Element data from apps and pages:
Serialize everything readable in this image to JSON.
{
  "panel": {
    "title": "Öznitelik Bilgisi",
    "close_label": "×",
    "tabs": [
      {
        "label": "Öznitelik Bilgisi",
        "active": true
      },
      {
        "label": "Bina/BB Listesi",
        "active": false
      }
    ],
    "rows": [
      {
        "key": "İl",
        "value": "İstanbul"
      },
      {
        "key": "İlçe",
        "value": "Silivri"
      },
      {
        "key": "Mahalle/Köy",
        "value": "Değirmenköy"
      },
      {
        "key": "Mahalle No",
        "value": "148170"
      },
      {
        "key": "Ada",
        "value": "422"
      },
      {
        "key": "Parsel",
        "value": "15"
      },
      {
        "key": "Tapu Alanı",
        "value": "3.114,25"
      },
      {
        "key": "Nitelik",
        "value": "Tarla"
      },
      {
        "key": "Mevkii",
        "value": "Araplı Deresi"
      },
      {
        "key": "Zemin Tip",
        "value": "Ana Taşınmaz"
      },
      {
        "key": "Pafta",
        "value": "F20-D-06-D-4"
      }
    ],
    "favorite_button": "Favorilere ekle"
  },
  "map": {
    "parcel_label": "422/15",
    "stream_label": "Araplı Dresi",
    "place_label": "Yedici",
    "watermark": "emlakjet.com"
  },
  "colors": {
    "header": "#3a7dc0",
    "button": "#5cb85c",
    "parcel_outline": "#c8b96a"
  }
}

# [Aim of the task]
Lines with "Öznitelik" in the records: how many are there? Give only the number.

# [Solution below]
2